Virginia Tech. "Engineers Model Effects Of Hurricane Force Winds On Structures." ScienceDaily. www.sciencedaily.com/releases/2004/09/040910080622.htm (accessed October 25, 2014).

Share This



More Matter & Energy News

Saturday, October 25, 2014

Featured Research

from universities, journals, and other organizations


Featured Videos

from AP, Reuters, AFP, and other news services

IKEA Desk Converts From Standing to Sitting With One Button

IKEA Desk Converts From Standing to Sitting With One Button

Buzz60 (Oct. 24, 2014) IKEA is out with a new convertible desk that can convert from a sitting desk to a standing one with just the push of a button. Jen Markham explains. Video provided by Buzz60
Powered by NewsLook.com
Ebola Protective Suits Being Made in China

Ebola Protective Suits Being Made in China

AFP (Oct. 24, 2014) A factory in China is busy making Ebola protective suits for healthcare workers and others fighting the spread of the virus. Duration: 00:38 Video provided by AFP
Powered by NewsLook.com
Real-Life Transformer Robot Walks, Then Folds Into a Car

Real-Life Transformer Robot Walks, Then Folds Into a Car

Buzz60 (Oct. 24, 2014) Brave Robotics and Asratec teamed with original Transformers toy company Tomy to create a functional 5-foot-tall humanoid robot that can march and fold itself into a 3-foot-long sports car. Jen Markham has the story. Video provided by Buzz60
Powered by NewsLook.com
Police Testing New Gunfire Tracking Technology

Police Testing New Gunfire Tracking Technology

AP (Oct. 24, 2014) A California-based startup has designed new law enforcement technology that aims to automatically alert dispatch when an officer's gun is unholstered and fired. Two law enforcement agencies are currently testing the technology. (Oct. 24) Video provided by AP
Powered by NewsLook.com

Search ScienceDaily

Number of stories in archives: 140,361

Find with keyword(s):
Enter a keyword or phrase to search ScienceDaily for related topics and research stories.

Save/Print:
Share:

Breaking News:

Strange & Offbeat Stories


Space & Time

Matter & Energy

Computers & Math

In Other News

... from NewsDaily.com

Science News

Health News

Environment News

Technology News



Save/Print:
Share:

Free Subscriptions


Get the latest science news with ScienceDaily's free email newsletters, updated daily and weekly. Or view hourly updated newsfeeds in your RSS reader:

Get Social & Mobile


Keep up to date with the latest news from ScienceDaily via social networks and mobile apps:

Have Feedback?


Tell us what you think of ScienceDaily -- we welcome both positive and negative comments. Have any problems using the site?
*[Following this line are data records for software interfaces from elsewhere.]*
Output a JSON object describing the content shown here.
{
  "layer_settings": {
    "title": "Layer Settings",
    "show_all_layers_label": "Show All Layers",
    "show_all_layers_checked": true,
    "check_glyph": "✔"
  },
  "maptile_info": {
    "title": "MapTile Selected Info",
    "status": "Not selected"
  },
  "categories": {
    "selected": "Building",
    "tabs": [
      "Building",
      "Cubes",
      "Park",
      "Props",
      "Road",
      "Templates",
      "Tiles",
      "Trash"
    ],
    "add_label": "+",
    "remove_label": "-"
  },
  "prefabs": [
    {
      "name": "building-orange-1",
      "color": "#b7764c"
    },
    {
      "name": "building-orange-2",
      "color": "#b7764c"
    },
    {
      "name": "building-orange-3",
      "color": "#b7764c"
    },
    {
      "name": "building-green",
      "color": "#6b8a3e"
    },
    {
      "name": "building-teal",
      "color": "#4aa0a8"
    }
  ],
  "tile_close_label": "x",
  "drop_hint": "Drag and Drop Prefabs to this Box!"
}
Questions?
Mobile: iPhone Android Web
Follow: Facebook Twitter Google+
Subscribe: RSS Feeds Email Newsletters
Latest Headlines Health & Medicine Mind & Brain Space & Time Matter & Energy Computers & Math Plants & Animals Earth & Climate Fossils & Ruins